Don’t talk back to Teddy.
The creepy bear at the heart of this demented early ’80s thriller is the kind of creature who frequently gets up to no good, telling his 12-year-old owner to chuck people to their death.
The pit in which they go splat, conveniently located in the nearby woods, contains a pack of mysterious, meat-eating creatures our young “hero” labels the Tra-La-Logs.
My, what big teeth you all have. The better to dispose of anyone who pisses me off at school.
Campy and delirious, this remains a primo WTF film which must be seen to be believed.
Somebody’s watching me.
The star of this creepy lil’ short film is a stressed-out young woman played by stage star Rose Hemingway.
Everywhere she turns in the big city, people loom at her, invading her personal space, lingering just a split-second too long for comfort.

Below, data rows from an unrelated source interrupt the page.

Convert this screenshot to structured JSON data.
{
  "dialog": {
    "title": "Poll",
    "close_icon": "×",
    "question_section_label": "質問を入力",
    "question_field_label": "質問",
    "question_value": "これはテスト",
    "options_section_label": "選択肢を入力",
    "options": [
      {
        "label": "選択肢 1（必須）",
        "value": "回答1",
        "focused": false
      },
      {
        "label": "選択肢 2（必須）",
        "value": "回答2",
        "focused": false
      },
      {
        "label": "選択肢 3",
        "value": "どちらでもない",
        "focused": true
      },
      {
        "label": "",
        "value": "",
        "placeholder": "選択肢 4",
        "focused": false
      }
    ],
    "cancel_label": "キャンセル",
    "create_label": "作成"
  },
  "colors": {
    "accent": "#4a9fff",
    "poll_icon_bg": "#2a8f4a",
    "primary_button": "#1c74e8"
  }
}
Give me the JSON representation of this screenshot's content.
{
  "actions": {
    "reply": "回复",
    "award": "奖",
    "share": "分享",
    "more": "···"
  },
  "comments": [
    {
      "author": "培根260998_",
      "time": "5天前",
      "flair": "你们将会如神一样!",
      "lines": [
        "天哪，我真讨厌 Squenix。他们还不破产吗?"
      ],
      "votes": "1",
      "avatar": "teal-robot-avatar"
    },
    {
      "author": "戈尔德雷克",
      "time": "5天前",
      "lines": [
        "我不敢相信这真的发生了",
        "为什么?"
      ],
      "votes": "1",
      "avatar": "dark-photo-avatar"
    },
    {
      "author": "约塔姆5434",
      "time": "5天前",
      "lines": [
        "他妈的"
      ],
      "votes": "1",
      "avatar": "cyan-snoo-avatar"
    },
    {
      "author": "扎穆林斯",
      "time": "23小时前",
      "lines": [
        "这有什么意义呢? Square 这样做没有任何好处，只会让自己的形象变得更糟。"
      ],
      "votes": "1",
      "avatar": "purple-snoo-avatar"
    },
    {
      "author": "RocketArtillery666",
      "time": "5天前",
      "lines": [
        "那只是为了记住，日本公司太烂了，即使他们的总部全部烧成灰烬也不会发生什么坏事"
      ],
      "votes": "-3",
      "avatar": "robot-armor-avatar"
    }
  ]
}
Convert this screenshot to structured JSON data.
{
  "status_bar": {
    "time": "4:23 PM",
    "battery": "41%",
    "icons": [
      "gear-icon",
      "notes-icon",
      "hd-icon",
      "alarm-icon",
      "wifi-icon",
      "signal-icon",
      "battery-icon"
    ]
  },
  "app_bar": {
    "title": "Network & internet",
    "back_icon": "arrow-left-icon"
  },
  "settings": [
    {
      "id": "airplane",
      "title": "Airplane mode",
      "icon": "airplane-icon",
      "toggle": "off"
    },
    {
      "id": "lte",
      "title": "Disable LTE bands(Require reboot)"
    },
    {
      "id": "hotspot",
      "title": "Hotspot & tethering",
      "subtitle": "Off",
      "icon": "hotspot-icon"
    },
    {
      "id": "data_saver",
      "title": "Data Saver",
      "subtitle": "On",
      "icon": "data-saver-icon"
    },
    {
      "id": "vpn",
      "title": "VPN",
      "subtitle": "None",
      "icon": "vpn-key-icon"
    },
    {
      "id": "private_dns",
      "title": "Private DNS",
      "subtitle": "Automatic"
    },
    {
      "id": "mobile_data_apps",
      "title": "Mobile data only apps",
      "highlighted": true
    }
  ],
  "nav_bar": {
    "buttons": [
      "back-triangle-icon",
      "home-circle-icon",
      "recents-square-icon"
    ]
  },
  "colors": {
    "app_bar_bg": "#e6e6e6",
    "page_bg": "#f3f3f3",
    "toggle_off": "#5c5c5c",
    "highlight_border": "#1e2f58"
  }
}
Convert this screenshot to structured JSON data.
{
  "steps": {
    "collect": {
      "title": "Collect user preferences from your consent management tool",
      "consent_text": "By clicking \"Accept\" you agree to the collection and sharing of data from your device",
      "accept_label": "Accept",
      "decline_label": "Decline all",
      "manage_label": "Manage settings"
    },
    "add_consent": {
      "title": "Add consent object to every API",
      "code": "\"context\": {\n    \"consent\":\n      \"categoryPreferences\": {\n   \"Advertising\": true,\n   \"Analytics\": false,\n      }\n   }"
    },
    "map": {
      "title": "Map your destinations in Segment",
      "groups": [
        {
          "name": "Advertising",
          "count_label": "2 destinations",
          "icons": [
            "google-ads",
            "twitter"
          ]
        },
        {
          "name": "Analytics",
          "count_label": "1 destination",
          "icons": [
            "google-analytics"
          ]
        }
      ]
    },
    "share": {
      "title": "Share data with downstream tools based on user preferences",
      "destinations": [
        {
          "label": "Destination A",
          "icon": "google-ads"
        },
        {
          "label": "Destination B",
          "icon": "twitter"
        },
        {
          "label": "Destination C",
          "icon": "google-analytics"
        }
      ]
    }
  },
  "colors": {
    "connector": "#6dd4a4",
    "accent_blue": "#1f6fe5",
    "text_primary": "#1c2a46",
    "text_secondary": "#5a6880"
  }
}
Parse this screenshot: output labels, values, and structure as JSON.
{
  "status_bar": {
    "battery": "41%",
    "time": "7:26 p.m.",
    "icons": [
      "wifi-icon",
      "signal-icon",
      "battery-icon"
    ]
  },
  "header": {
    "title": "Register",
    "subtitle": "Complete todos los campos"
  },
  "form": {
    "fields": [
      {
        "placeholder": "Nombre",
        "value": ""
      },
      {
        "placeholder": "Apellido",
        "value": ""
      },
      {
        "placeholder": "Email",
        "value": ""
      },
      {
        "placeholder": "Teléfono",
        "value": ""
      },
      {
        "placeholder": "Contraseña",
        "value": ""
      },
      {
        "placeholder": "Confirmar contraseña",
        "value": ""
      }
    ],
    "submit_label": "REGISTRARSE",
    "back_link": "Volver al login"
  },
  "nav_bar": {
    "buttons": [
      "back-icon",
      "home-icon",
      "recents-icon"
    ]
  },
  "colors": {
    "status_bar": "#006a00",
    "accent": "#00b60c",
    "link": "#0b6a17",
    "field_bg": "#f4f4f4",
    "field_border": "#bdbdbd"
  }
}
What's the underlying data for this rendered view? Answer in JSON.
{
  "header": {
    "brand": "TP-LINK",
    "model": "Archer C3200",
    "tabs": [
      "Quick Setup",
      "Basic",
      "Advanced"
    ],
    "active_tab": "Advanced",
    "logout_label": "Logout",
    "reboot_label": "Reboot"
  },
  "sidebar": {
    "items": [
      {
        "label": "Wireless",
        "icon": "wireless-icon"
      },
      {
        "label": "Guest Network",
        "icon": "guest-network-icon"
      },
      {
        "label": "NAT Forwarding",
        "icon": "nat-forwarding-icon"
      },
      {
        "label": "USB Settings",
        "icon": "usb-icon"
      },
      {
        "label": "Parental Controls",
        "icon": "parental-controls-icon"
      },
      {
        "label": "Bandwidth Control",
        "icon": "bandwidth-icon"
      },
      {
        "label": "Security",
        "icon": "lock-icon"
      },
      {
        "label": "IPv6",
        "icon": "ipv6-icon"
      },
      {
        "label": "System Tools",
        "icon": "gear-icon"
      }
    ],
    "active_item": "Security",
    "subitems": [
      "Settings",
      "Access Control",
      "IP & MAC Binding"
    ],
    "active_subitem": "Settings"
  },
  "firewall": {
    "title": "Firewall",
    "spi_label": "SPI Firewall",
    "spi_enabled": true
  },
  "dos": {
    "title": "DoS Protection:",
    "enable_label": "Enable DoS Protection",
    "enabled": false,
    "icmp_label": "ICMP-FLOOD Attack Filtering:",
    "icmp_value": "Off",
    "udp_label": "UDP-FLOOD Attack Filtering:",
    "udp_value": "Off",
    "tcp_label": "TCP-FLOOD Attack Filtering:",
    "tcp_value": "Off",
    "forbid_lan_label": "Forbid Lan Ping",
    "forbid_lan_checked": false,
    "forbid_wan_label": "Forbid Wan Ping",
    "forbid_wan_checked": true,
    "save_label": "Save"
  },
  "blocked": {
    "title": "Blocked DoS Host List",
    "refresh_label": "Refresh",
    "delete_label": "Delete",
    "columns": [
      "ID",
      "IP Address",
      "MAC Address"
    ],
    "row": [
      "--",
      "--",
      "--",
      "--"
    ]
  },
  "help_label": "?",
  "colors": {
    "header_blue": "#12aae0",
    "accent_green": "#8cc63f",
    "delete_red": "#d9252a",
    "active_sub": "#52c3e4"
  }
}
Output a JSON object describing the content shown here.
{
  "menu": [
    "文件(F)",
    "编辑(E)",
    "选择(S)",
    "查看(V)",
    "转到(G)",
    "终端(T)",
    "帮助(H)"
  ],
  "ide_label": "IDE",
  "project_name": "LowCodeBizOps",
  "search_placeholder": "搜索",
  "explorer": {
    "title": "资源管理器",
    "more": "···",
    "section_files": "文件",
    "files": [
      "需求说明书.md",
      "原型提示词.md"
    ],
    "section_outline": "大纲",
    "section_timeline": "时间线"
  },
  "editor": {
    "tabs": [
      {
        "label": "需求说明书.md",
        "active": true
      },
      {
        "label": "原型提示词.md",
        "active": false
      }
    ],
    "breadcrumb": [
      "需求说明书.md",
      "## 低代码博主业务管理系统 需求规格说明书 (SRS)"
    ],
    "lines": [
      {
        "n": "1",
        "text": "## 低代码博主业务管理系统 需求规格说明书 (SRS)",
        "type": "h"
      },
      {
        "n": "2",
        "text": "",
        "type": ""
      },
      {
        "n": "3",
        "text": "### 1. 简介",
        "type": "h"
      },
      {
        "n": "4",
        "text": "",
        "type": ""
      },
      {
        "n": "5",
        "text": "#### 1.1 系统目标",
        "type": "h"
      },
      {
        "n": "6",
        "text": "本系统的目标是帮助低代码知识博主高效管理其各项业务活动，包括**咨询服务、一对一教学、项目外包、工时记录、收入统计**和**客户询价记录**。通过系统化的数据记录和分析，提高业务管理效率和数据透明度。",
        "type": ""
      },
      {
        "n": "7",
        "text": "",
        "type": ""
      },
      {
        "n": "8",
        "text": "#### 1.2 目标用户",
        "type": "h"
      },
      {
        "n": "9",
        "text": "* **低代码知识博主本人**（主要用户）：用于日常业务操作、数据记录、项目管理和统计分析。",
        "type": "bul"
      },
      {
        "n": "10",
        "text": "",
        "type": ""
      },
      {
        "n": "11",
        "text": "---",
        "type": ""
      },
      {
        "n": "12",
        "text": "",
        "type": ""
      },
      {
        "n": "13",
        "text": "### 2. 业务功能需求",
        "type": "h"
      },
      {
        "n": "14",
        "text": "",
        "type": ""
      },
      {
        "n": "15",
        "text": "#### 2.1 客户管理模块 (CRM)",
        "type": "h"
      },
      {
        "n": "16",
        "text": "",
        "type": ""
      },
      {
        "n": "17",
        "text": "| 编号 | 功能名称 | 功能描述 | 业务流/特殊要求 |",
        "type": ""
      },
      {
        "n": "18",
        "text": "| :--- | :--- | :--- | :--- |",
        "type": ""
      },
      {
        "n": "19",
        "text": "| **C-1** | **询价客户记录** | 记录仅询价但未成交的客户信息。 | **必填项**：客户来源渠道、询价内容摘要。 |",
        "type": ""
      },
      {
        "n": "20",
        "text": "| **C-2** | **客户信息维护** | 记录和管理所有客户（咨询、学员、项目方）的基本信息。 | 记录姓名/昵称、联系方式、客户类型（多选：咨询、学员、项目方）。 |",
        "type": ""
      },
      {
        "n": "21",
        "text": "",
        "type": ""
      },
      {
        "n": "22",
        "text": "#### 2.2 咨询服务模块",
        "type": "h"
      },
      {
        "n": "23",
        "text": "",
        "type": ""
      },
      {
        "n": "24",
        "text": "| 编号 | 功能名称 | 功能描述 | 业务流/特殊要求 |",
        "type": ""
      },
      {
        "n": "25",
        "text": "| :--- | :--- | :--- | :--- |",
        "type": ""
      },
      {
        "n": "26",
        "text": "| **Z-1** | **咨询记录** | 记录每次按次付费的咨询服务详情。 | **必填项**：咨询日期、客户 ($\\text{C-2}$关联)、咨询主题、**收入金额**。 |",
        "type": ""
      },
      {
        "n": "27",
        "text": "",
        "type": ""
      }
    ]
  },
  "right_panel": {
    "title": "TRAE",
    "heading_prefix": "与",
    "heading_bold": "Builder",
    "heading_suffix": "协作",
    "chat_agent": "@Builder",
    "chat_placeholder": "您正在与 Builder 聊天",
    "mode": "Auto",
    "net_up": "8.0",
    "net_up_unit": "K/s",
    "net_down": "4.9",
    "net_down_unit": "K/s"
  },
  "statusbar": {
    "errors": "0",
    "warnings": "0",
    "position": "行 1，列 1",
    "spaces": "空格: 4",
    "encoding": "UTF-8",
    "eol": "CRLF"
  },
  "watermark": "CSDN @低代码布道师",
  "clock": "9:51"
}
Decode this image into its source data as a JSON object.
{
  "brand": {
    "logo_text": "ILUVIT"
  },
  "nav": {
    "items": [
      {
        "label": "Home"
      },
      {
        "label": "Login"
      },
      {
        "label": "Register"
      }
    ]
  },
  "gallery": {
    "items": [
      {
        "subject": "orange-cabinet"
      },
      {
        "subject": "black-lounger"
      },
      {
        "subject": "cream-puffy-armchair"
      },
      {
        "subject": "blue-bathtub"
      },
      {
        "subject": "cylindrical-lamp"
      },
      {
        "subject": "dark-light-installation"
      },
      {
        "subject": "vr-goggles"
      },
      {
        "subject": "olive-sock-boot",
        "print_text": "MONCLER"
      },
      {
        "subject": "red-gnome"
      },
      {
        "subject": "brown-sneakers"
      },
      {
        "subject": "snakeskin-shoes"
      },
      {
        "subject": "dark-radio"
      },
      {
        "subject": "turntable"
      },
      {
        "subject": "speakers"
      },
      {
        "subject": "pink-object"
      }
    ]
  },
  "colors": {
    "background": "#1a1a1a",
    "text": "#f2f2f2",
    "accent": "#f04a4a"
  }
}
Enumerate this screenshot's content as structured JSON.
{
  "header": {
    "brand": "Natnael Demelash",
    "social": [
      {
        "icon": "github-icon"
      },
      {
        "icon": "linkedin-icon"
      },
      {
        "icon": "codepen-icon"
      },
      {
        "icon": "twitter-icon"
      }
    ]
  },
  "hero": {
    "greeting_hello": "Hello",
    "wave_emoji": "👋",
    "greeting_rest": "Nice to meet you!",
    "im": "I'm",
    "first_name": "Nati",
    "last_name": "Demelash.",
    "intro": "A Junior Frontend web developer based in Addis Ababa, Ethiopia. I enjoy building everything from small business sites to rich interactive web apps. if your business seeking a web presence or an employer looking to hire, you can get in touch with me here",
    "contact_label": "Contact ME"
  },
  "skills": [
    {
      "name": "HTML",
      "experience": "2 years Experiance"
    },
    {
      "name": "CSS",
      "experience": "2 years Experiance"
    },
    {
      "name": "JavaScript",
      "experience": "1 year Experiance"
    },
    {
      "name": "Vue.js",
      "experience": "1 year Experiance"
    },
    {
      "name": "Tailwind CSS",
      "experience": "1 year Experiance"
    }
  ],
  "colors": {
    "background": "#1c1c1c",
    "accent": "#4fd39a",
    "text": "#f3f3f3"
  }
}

Looking to get away, to get some … alone time, Hemingway takes off on a solo trip deep into the dark, silent woods, which immediately conjures up all sorts of possible bad ways this could end.
But give director Rod Blackhurst more credit, as he crafts something else entirely, with a wowza of a stinger.
Roll the dice, get a winner.
When I hit play on this short film, I knew nothing, and that’s the best way to experience it.
It was six minutes, the photo was of a stunning woman in a bikini, and hey, it was six minutes.
If it was bad, not a lot of my life thrown away.
But lo and behold it was good, really good.
It works perfectly as is, yet there’s also so much more writer/director/producer/VFX artist/sound designer Rob Jabbaz and star Joan Loluo could do with the idea.
Someone get them some serious bucks, chop, chop!
You see trash, I see … good trash.
Now, no one is saying this hack n’ slash murder mystery, set on a Texas ranch in the middle of nowhere, is filled with Oscar-worthy acting or has anything especially deep to say.
It is what it is.
But, as a dude who loves his ’80s slashers unironically, this 2006 flick, which struggled for years to get released in theaters, can stand on its own merits.
There are twists and turns, and the finale flips the usual script firmly on its head, providing — for me, at least — a genuine melancholy to what has transpired.
A beautifully-rendered look at a dystopian animated world where robots make the rules, and the humans go along to get along.
You do what you can to be a model citizen, to fulfill your role in life, no matter what dark fate may be coming around the bend.
Give director David James Armsby five minutes, and he’ll deliver a a creepy lil’ sci fi gem.